-- PROBLEM REQUIREMENTS --
Print every record below exactly, minus the pictures.
**** MATERIAL SUPPLIED ****
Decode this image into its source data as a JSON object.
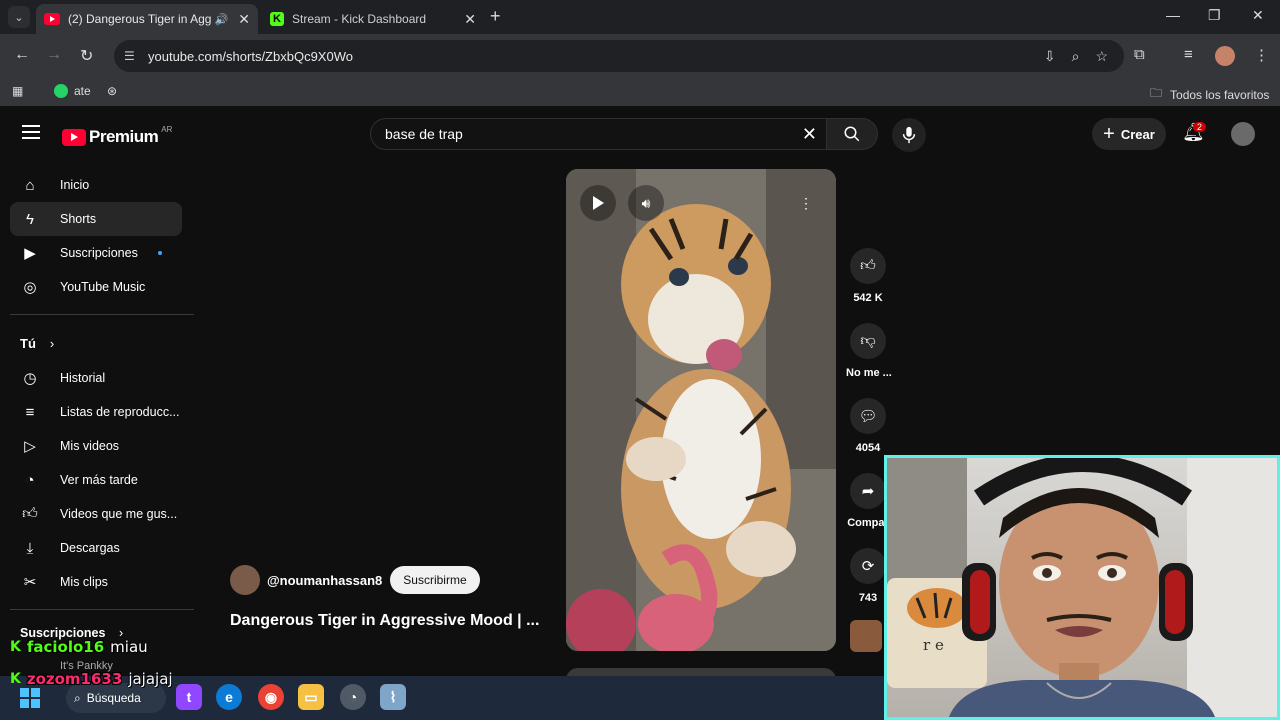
{
  "browser": {
    "tabs": [
      {
        "title": "(2) Dangerous Tiger in Agg",
        "active": true
      },
      {
        "title": "Stream - Kick Dashboard",
        "active": false
      }
    ],
    "url": "youtube.com/shorts/ZbxbQc9X0Wo",
    "bookmarks": {
      "whatsapp": "ate",
      "favorites": "Todos los favoritos"
    }
  },
  "youtube": {
    "logo_text": "Premium",
    "country_code": "AR",
    "search_query": "base de trap",
    "create_label": "Crear",
    "notification_count": "2",
    "sidebar": {
      "main": [
        {
          "label": "Inicio",
          "icon": "home-icon"
        },
        {
          "label": "Shorts",
          "icon": "shorts-icon",
          "active": true
        },
        {
          "label": "Suscripciones",
          "icon": "subscriptions-icon",
          "new": true
        },
        {
          "label": "YouTube Music",
          "icon": "music-icon"
        }
      ],
      "you_heading": "Tú",
      "you": [
        {
          "label": "Historial",
          "icon": "history-icon"
        },
        {
          "label": "Listas de reproducc...",
          "icon": "playlists-icon"
        },
        {
          "label": "Mis videos",
          "icon": "my-videos-icon"
        },
        {
          "label": "Ver más tarde",
          "icon": "watch-later-icon"
        },
        {
          "label": "Videos que me gus...",
          "icon": "liked-videos-icon"
        },
        {
          "label": "Descargas",
          "icon": "downloads-icon"
        },
        {
          "label": "Mis clips",
          "icon": "clips-icon"
        }
      ],
      "subscriptions_heading": "Suscripciones"
    },
    "short": {
      "channel": "@noumanhassan8",
      "subscribe_label": "Suscribirme",
      "title": "Dangerous Tiger in Aggressive Mood | ...",
      "likes": "542 K",
      "dislike_label": "No me ...",
      "comments": "4054",
      "share_label": "Compar",
      "remix_count": "743"
    }
  },
  "stream_overlay": {
    "chat": [
      {
        "user": "faciolo16",
        "message": "miau",
        "user_color": "#53fc18"
      },
      {
        "user": "zozom1633",
        "message": "jajajaj",
        "user_color": "#ff2a6d"
      }
    ],
    "partial_text": "It's Pankky",
    "webcam_border_color": "#5ff0e8"
  },
  "taskbar": {
    "search_label": "Búsqueda"
  }
}
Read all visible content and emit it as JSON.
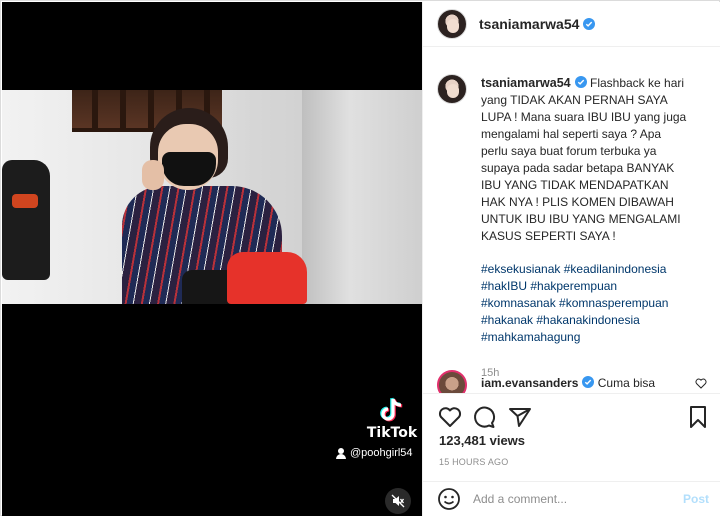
{
  "post": {
    "username": "tsaniamarwa54",
    "verified": true,
    "caption_lines": [
      "Flashback ke hari",
      "yang TIDAK AKAN PERNAH SAYA",
      "LUPA ! Mana suara IBU IBU yang juga",
      "mengalami hal seperti saya ? Apa",
      "perlu saya buat forum terbuka ya",
      "supaya pada sadar betapa BANYAK",
      "IBU YANG TIDAK MENDAPATKAN",
      "HAK NYA ! PLIS KOMEN DIBAWAH",
      "UNTUK IBU IBU YANG MENGALAMI",
      "KASUS SEPERTI SAYA !"
    ],
    "hashtag_lines": [
      "#eksekusianak #keadilanindonesia",
      "#hakIBU #hakperempuan",
      "#komnasanak #komnasperempuan",
      "#hakanak #hakanakindonesia",
      "#mahkamahagung"
    ],
    "caption_age": "15h",
    "views": "123,481 views",
    "timestamp": "15 HOURS AGO"
  },
  "comment": {
    "username": "iam.evansanders",
    "verified": true,
    "text": "Cuma bisa"
  },
  "video": {
    "watermark": "TikTok",
    "tiktok_user": "@poohgirl54"
  },
  "comment_box": {
    "placeholder": "Add a comment...",
    "post_label": "Post"
  },
  "icons": {
    "like": "heart-icon",
    "comment": "speech-bubble-icon",
    "share": "paper-plane-icon",
    "save": "bookmark-icon",
    "emoji": "smiley-icon",
    "mute": "muted-speaker-icon"
  },
  "colors": {
    "verified": "#3897f0",
    "hashtag": "#00376b",
    "muted_text": "#8e8e8e",
    "post_button": "#b2dffc"
  }
}
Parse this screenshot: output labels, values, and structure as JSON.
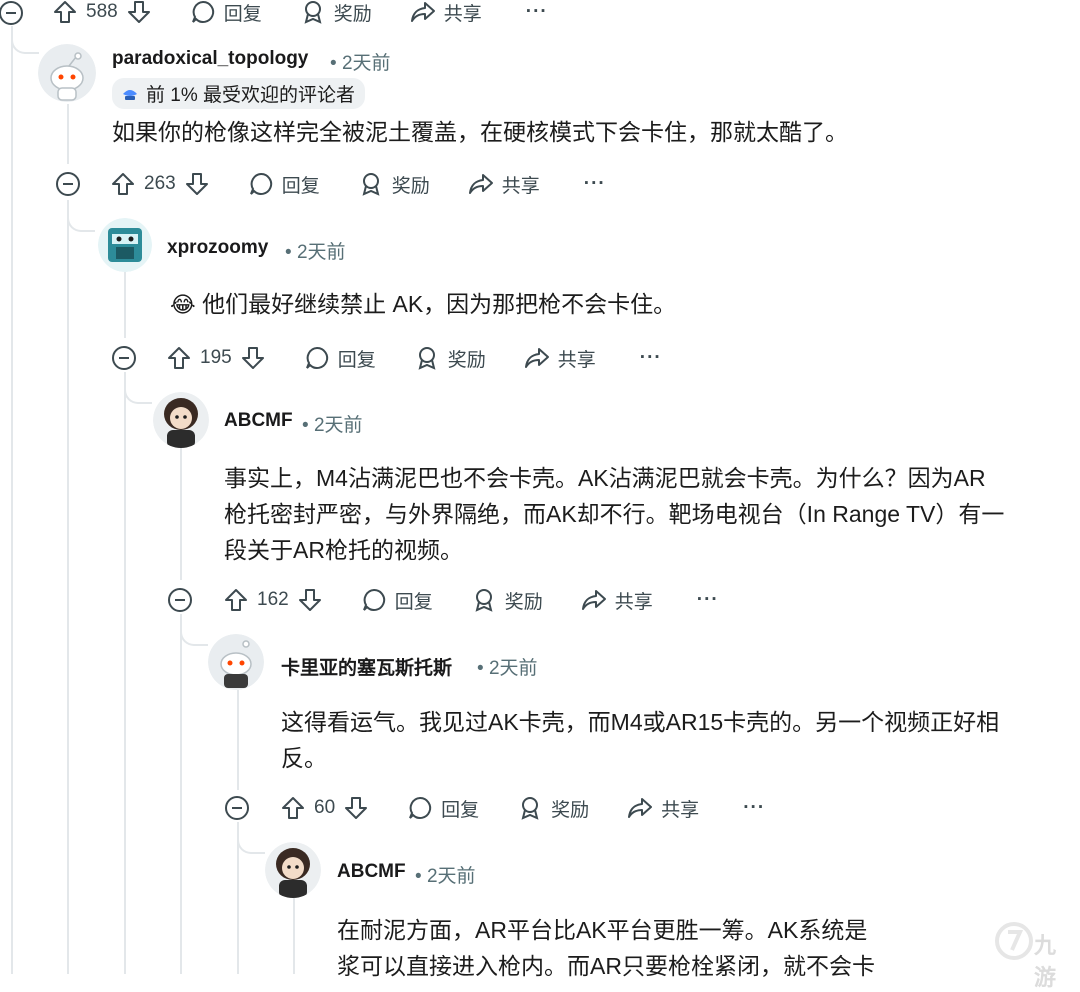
{
  "colors": {
    "text": "#1c1c1c",
    "meta": "#576f76",
    "thread": "#e3e7ea",
    "accent": "#4c8cff"
  },
  "top_actions": {
    "votes": "588",
    "reply": "回复",
    "award": "奖励",
    "share": "共享",
    "more": "···"
  },
  "comments": [
    {
      "author": "paradoxical_topology",
      "time": "2天前",
      "flair": "前 1% 最受欢迎的评论者",
      "body": "如果你的枪像这样完全被泥土覆盖，在硬核模式下会卡住，那就太酷了。",
      "votes": "263",
      "reply": "回复",
      "award": "奖励",
      "share": "共享",
      "more": "···"
    },
    {
      "author": "xprozoomy",
      "time": "2天前",
      "emoji": "😂",
      "body": "他们最好继续禁止 AK，因为那把枪不会卡住。",
      "votes": "195",
      "reply": "回复",
      "award": "奖励",
      "share": "共享",
      "more": "···"
    },
    {
      "author": "ABCMF",
      "time": "2天前",
      "body_lines": [
        "事实上，M4沾满泥巴也不会卡壳。AK沾满泥巴就会卡壳。为什么？因为AR",
        "枪托密封严密，与外界隔绝，而AK却不行。靶场电视台（In Range TV）有一",
        "段关于AR枪托的视频。"
      ],
      "votes": "162",
      "reply": "回复",
      "award": "奖励",
      "share": "共享",
      "more": "···"
    },
    {
      "author": "卡里亚的塞瓦斯托斯",
      "time": "2天前",
      "body_lines": [
        "这得看运气。我见过AK卡壳，而M4或AR15卡壳的。另一个视频正好相",
        "反。"
      ],
      "votes": "60",
      "reply": "回复",
      "award": "奖励",
      "share": "共享",
      "more": "···"
    },
    {
      "author": "ABCMF",
      "time": "2天前",
      "body_lines": [
        "在耐泥方面，AR平台比AK平台更胜一筹。AK系统是",
        "浆可以直接进入枪内。而AR只要枪栓紧闭，就不会卡"
      ]
    }
  ],
  "watermark": {
    "text": "九游"
  }
}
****
-- EXPECTED ANSWER --
Decode this image into its source data as a JSON object.
{
  "browser": {
    "tabs": [
      {
        "title": "(2) Dangerous Tiger in Agg",
        "active": true
      },
      {
        "title": "Stream - Kick Dashboard",
        "active": false
      }
    ],
    "url": "youtube.com/shorts/ZbxbQc9X0Wo",
    "bookmarks": {
      "whatsapp": "ate",
      "favorites": "Todos los favoritos"
    }
  },
  "youtube": {
    "logo_text": "Premium",
    "country_code": "AR",
    "search_query": "base de trap",
    "create_label": "Crear",
    "notification_count": "2",
    "sidebar": {
      "main": [
        {
          "label": "Inicio",
          "icon": "home-icon"
        },
        {
          "label": "Shorts",
          "icon": "shorts-icon",
          "active": true
        },
        {
          "label": "Suscripciones",
          "icon": "subscriptions-icon",
          "new": true
        },
        {
          "label": "YouTube Music",
          "icon": "music-icon"
        }
      ],
      "you_heading": "Tú",
      "you": [
        {
          "label": "Historial",
          "icon": "history-icon"
        },
        {
          "label": "Listas de reproducc...",
          "icon": "playlists-icon"
        },
        {
          "label": "Mis videos",
          "icon": "my-videos-icon"
        },
        {
          "label": "Ver más tarde",
          "icon": "watch-later-icon"
        },
        {
          "label": "Videos que me gus...",
          "icon": "liked-videos-icon"
        },
        {
          "label": "Descargas",
          "icon": "downloads-icon"
        },
        {
          "label": "Mis clips",
          "icon": "clips-icon"
        }
      ],
      "subscriptions_heading": "Suscripciones"
    },
    "short": {
      "channel": "@noumanhassan8",
      "subscribe_label": "Suscribirme",
      "title": "Dangerous Tiger in Aggressive Mood | ...",
      "likes": "542 K",
      "dislike_label": "No me ...",
      "comments": "4054",
      "share_label": "Compar",
      "remix_count": "743"
    }
  },
  "stream_overlay": {
    "chat": [
      {
        "user": "faciolo16",
        "message": "miau",
        "user_color": "#53fc18"
      },
      {
        "user": "zozom1633",
        "message": "jajajaj",
        "user_color": "#ff2a6d"
      }
    ],
    "partial_text": "It's Pankky",
    "webcam_border_color": "#5ff0e8"
  },
  "taskbar": {
    "search_label": "Búsqueda"
  }
}
Read all visible content and emit it as JSON.
{
  "post": {
    "username": "tsaniamarwa54",
    "verified": true,
    "caption_lines": [
      "Flashback ke hari",
      "yang TIDAK AKAN PERNAH SAYA",
      "LUPA ! Mana suara IBU IBU yang juga",
      "mengalami hal seperti saya ? Apa",
      "perlu saya buat forum terbuka ya",
      "supaya pada sadar betapa BANYAK",
      "IBU YANG TIDAK MENDAPATKAN",
      "HAK NYA ! PLIS KOMEN DIBAWAH",
      "UNTUK IBU IBU YANG MENGALAMI",
      "KASUS SEPERTI SAYA !"
    ],
    "hashtag_lines": [
      "#eksekusianak #keadilanindonesia",
      "#hakIBU #hakperempuan",
      "#komnasanak #komnasperempuan",
      "#hakanak #hakanakindonesia",
      "#mahkamahagung"
    ],
    "caption_age": "15h",
    "views": "123,481 views",
    "timestamp": "15 HOURS AGO"
  },
  "comment": {
    "username": "iam.evansanders",
    "verified": true,
    "text": "Cuma bisa"
  },
  "video": {
    "watermark": "TikTok",
    "tiktok_user": "@poohgirl54"
  },
  "comment_box": {
    "placeholder": "Add a comment...",
    "post_label": "Post"
  },
  "icons": {
    "like": "heart-icon",
    "comment": "speech-bubble-icon",
    "share": "paper-plane-icon",
    "save": "bookmark-icon",
    "emoji": "smiley-icon",
    "mute": "muted-speaker-icon"
  },
  "colors": {
    "verified": "#3897f0",
    "hashtag": "#00376b",
    "muted_text": "#8e8e8e",
    "post_button": "#b2dffc"
  }
}
Parse this screenshot: output labels, values, and structure as JSON.
{
  "colors": {
    "text": "#1c1c1c",
    "meta": "#576f76",
    "thread": "#e3e7ea",
    "accent": "#4c8cff"
  },
  "top_actions": {
    "votes": "588",
    "reply": "回复",
    "award": "奖励",
    "share": "共享",
    "more": "···"
  },
  "comments": [
    {
      "author": "paradoxical_topology",
      "time": "2天前",
      "flair": "前 1% 最受欢迎的评论者",
      "body": "如果你的枪像这样完全被泥土覆盖，在硬核模式下会卡住，那就太酷了。",
      "votes": "263",
      "reply": "回复",
      "award": "奖励",
      "share": "共享",
      "more": "···"
    },
    {
      "author": "xprozoomy",
      "time": "2天前",
      "emoji": "😂",
      "body": "他们最好继续禁止 AK，因为那把枪不会卡住。",
      "votes": "195",
      "reply": "回复",
      "award": "奖励",
      "share": "共享",
      "more": "···"
    },
    {
      "author": "ABCMF",
      "time": "2天前",
      "body_lines": [
        "事实上，M4沾满泥巴也不会卡壳。AK沾满泥巴就会卡壳。为什么？因为AR",
        "枪托密封严密，与外界隔绝，而AK却不行。靶场电视台（In Range TV）有一",
        "段关于AR枪托的视频。"
      ],
      "votes": "162",
      "reply": "回复",
      "award": "奖励",
      "share": "共享",
      "more": "···"
    },
    {
      "author": "卡里亚的塞瓦斯托斯",
      "time": "2天前",
      "body_lines": [
        "这得看运气。我见过AK卡壳，而M4或AR15卡壳的。另一个视频正好相",
        "反。"
      ],
      "votes": "60",
      "reply": "回复",
      "award": "奖励",
      "share": "共享",
      "more": "···"
    },
    {
      "author": "ABCMF",
      "time": "2天前",
      "body_lines": [
        "在耐泥方面，AR平台比AK平台更胜一筹。AK系统是",
        "浆可以直接进入枪内。而AR只要枪栓紧闭，就不会卡"
      ]
    }
  ],
  "watermark": {
    "text": "九游"
  }
}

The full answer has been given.